Fall Prevention & Improving Balance

By Janice McCurdy, PTS/FIS

Unfortunately falls are the single largest cause of death in the older adult population. True also is the fact that falls are the leading cause of traumatic brain and bone injury. These injuries not only have a negative effect on quality of life but on society as a whole.

Fear of falling can also reduce quality of life for people as it can take away a person’s ability to exercise and live an active lifestyle. This will start a vicious cycle because without adequate physical activity, the person’s health will deteriorate, which then curtails the individual’s independence.

There are many contributing factors to falls. Here are a few listed below:

  • Poor general health;
  • Medical condition that requires medication with dizziness or drowsiness as a side effect.
  • Vision problems;
  • Environmental factors;
  • Poor Lighting;
  • Inadequate shoes or attire; (high heels, slippery socks and slippers and shoes without proper fit should be avoided; shirts or pants that are too large that can get fetched up and cause someone to fall);
  • Foot pain;
  • Pain in other areas of the body which can impede the body’s ability to react and move to catch themselves in a fall;
  • Numbness of the legs;
  • Shortness of breath;
  • Balance issues; and
  • Disorders of the ear.

Some factors can be easily addressed by a care giver, or family member.
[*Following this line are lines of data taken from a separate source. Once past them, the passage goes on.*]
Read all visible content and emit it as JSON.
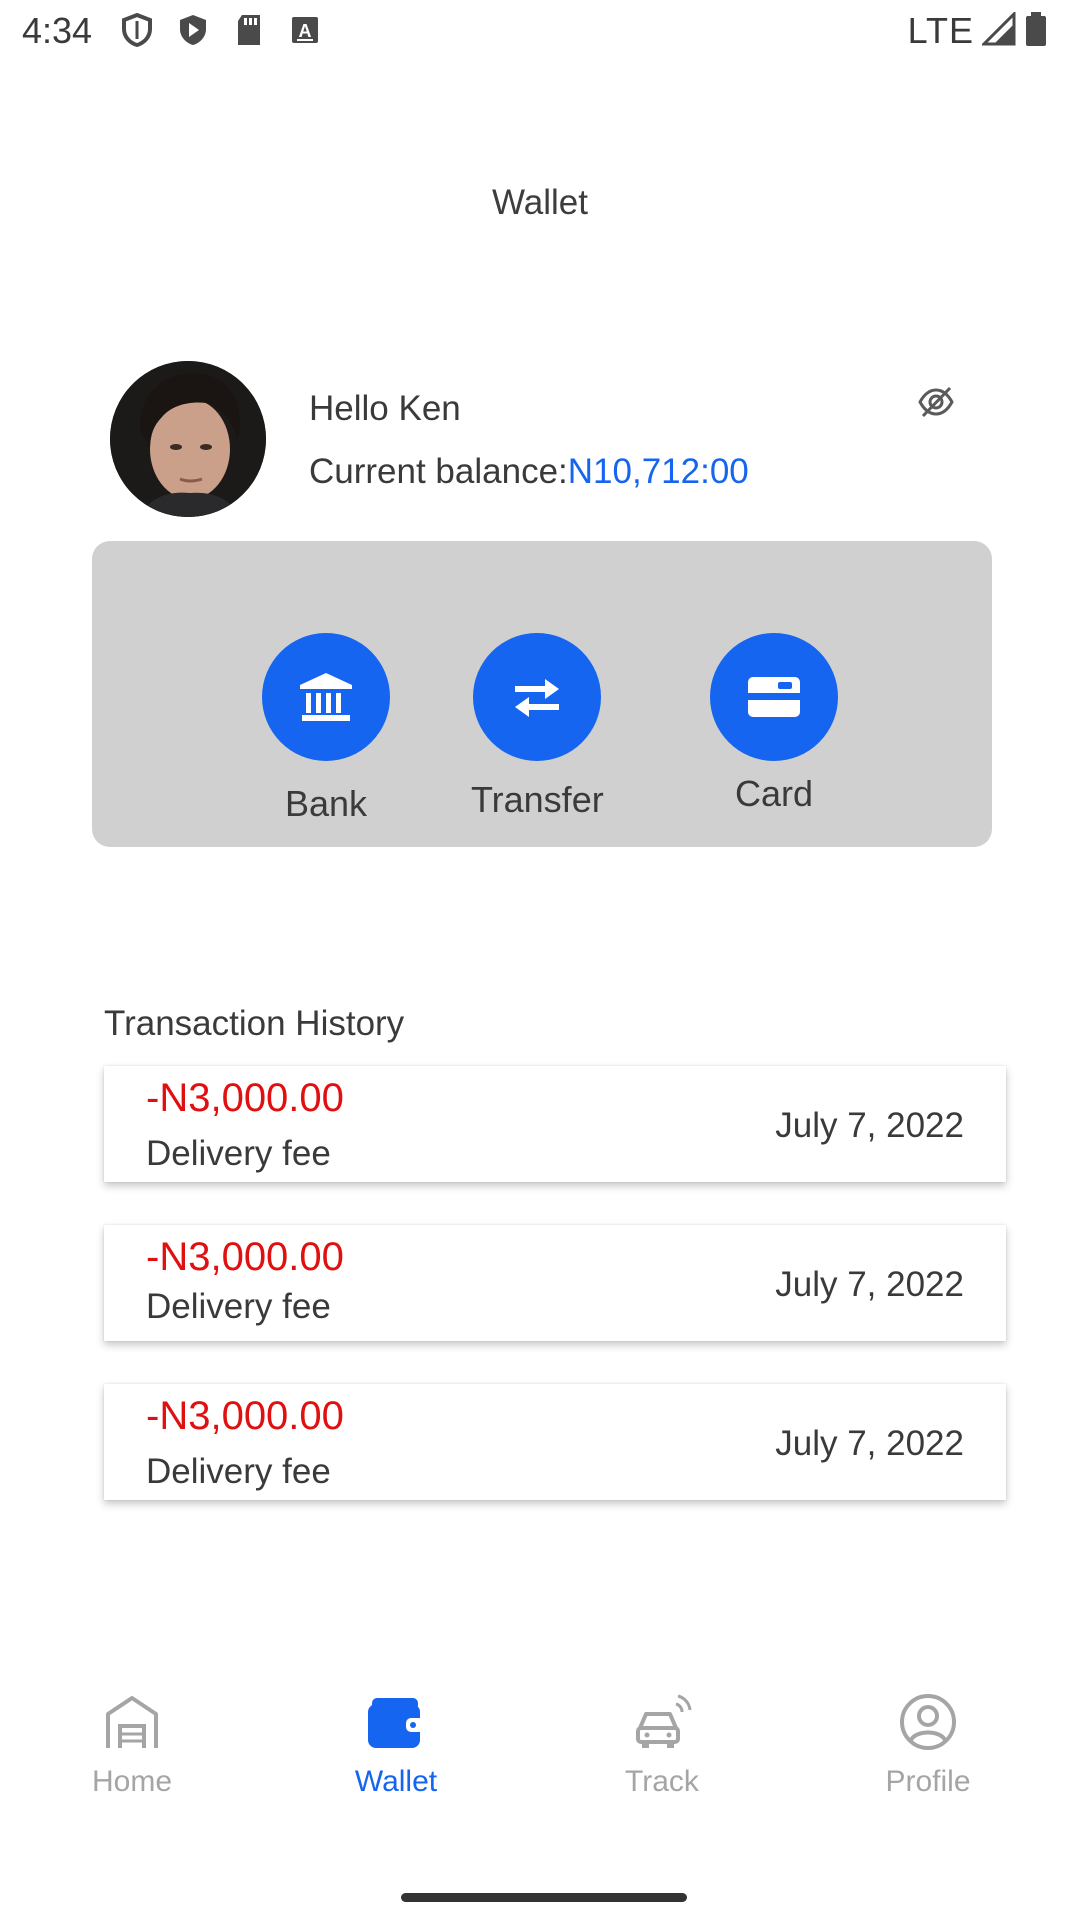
{
  "status_bar": {
    "time": "4:34",
    "network": "LTE",
    "icons": [
      "shield-icon",
      "play-protect-icon",
      "sd-card-icon",
      "keyboard-icon",
      "signal-icon",
      "battery-icon"
    ]
  },
  "header": {
    "title": "Wallet"
  },
  "profile": {
    "greeting": "Hello Ken",
    "balance_label": "Current balance:",
    "balance_value": "N10,712:00",
    "visibility_icon": "eye-off-icon"
  },
  "actions": [
    {
      "label": "Bank",
      "icon": "bank-icon"
    },
    {
      "label": "Transfer",
      "icon": "transfer-icon"
    },
    {
      "label": "Card",
      "icon": "card-icon"
    }
  ],
  "transactions": {
    "title": "Transaction History",
    "items": [
      {
        "amount": "-N3,000.00",
        "description": "Delivery fee",
        "date": "July 7, 2022"
      },
      {
        "amount": "-N3,000.00",
        "description": "Delivery fee",
        "date": "July 7, 2022"
      },
      {
        "amount": "-N3,000.00",
        "description": "Delivery fee",
        "date": "July 7, 2022"
      }
    ]
  },
  "bottom_nav": {
    "items": [
      {
        "label": "Home",
        "icon": "home-icon",
        "active": false
      },
      {
        "label": "Wallet",
        "icon": "wallet-icon",
        "active": true
      },
      {
        "label": "Track",
        "icon": "track-icon",
        "active": false
      },
      {
        "label": "Profile",
        "icon": "profile-icon",
        "active": false
      }
    ]
  },
  "colors": {
    "accent": "#1565f0",
    "negative": "#e01010",
    "panel": "#d0d0d0",
    "inactive_nav": "#a5a5a5"
  }
}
Some factors can be looked after by a medical doctor ensuring general health is being maintained.

Some of the factors can be helped by a regular multi-faceted exercise regime which includes cardiovascular exercise, muscle endurance and strength exercise, flexibility and balance. These components all play a huge part in the health and well-being of an older adult. It can improve reaction time and co-ordination, increase strength of muscles and make bones stronger and it can aid in better brain function which all contributes to fall and injury prevention.

So let’s focus on one component of fall prevention which is Balance:

Balance exercises can be done on a daily basis and may only take 5 minutes during the day but it can go a long way in helping the individual stay upright in the event that he/she loses his/her balance.

Balance exercises can be done standing still (static) (ie standing on 1 foot near a wall. Start by holding on, and then gradually fingertips touch to eventually letting go. Then adding eye closing for the ultimate challenge)

Balance exercises can be done moving (dynamic),( ie stepping over objects, walking heel to heel in a straight line, walking forward and walking backward. Stepping on tiptoes and stepping on heels).

Start with a couple of these exercises and gradually increase the time held.

Doing these exercise can go a long way in helping improve balance in an older adult. If a person would rather have someone help them with these exercises, a friend or a family member can be supportive or, there is always the option of working with a fitness professional. They can ensure that the exercise is performed safely and effectively. Maintaining independence for as long as possible should be everyone’s goal so it’s important to start thinking about how to make that happen. Prevention is the key. Let’s all live life to the fullest and be all that we can be.

Want to learn more? Join Janice on Friday, November 16th at Lifestyles for her Tea & Talk on Fall Prevention & Improving Balance. Open to all. Cost $2 (includes tea or coffee and a light snack).

Posted in Fitness, wellness.